Junk science and cocaine scares

Today in his weekly column on junk science, Ben "Bad Science" Goldacre challenges the War on Drugs and Britain's latest obsession with fighting cocaine:

In the case of cocaine, there is an even more striking precedent for evidence being ignored: during the early 1990s the World Health Organisation conducted what is probably the largest ever study of global cocaine use. In March 1995 they released a briefing kit which summarised their conclusions, with some tantalising bullet points.
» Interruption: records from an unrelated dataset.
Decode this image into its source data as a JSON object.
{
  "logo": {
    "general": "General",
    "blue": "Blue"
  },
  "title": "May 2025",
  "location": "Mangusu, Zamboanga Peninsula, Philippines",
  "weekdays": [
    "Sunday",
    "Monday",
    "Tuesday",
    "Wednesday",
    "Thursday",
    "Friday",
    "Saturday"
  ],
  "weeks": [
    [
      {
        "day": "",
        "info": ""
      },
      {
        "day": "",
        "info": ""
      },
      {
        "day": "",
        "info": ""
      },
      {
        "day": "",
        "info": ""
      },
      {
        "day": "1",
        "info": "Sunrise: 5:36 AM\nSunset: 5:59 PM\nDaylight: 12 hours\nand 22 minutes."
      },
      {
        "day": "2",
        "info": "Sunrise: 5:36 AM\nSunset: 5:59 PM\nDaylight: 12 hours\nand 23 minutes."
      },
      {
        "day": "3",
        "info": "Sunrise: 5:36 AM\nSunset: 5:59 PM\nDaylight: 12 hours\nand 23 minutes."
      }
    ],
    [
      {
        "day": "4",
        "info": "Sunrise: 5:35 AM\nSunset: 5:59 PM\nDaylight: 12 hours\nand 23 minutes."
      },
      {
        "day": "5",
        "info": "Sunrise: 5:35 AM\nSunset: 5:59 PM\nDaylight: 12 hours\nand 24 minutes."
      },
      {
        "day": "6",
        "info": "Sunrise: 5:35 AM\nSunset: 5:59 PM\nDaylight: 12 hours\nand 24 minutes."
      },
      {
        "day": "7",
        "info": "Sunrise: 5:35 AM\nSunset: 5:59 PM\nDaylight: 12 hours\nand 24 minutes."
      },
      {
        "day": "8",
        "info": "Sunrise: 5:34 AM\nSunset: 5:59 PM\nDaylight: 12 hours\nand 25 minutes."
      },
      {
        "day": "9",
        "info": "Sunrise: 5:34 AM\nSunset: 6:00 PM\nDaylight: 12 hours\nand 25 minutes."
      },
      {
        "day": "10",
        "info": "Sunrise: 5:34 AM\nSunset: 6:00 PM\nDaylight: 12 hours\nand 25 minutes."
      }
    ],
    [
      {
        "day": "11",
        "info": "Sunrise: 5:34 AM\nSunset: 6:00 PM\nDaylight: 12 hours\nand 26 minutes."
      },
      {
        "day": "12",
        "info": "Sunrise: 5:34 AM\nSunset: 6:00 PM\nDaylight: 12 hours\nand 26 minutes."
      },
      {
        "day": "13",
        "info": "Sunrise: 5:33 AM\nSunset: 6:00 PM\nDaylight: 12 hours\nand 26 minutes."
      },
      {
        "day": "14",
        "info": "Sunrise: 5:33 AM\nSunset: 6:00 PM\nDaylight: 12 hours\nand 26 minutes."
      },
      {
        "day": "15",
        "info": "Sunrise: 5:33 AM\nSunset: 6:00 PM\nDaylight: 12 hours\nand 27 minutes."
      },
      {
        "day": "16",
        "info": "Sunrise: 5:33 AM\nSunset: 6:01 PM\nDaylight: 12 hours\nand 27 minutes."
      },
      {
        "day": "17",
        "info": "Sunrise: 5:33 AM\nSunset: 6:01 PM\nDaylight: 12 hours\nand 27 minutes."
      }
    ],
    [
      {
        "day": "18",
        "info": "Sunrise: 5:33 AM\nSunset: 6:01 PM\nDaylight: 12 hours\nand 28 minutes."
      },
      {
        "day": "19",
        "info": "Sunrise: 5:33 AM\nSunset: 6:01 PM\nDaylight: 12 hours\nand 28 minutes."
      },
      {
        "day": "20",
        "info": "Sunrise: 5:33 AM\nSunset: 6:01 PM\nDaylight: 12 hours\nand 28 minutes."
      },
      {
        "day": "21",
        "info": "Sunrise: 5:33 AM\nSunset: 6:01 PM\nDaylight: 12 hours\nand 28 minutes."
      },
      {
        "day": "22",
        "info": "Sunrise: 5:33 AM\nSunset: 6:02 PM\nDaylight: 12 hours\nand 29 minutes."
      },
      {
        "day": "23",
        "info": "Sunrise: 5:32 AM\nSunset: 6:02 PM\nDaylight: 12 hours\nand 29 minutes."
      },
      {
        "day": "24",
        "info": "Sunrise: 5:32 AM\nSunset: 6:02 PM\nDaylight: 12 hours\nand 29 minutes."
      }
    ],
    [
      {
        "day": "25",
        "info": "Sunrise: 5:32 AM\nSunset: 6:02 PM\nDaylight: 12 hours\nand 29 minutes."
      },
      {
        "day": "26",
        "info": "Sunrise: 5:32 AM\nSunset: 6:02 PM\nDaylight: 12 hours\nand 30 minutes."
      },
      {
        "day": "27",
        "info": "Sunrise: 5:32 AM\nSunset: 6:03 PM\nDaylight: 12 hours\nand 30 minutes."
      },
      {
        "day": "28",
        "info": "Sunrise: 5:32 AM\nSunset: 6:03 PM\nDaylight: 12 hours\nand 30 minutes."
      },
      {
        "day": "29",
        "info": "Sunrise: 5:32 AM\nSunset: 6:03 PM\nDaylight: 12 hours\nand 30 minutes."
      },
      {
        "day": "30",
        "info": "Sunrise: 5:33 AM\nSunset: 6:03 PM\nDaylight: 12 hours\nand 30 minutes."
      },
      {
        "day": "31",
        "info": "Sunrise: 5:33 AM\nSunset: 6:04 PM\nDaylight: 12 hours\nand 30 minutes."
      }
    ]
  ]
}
"Health problems from the use of legal substances, particularly alcohol and tobacco, are greater than health problems from cocaine use," they said. "Few experts describe cocaine as invariably harmful to health. Cocaine-related problems are widely perceived to be more common and more severe for intensive, high-dosage users and very rare and much less severe for occasional, low-dosage users."

The full report - which has never been published - went on to challenge several of the key principles driving prohibition, and was extremely critical of most US policies. It suggested that supply reduction and law enforcement strategies have failed, and that alternative strategies such as decriminalisation might be explored, flagging up such programmes in Australia, Bolivia, Canada and Colombia....This report was never published, because just two months after the press briefing was released, at the 48th World Health Assembly, the US representative to WHO threatened to withdraw US funding for all their research projects and interventions unless the organisation "dissociated itself from the conclusions of the study" and cancelled the publication. According to WHO, even today, this document does not exist, (although you can read a leaked copy in full on the website of the drugs policy think tank Transform at www.tdpf.org.uk/WHOleaked.pdf ).

This is my column. This is my column on drugs. Any questions?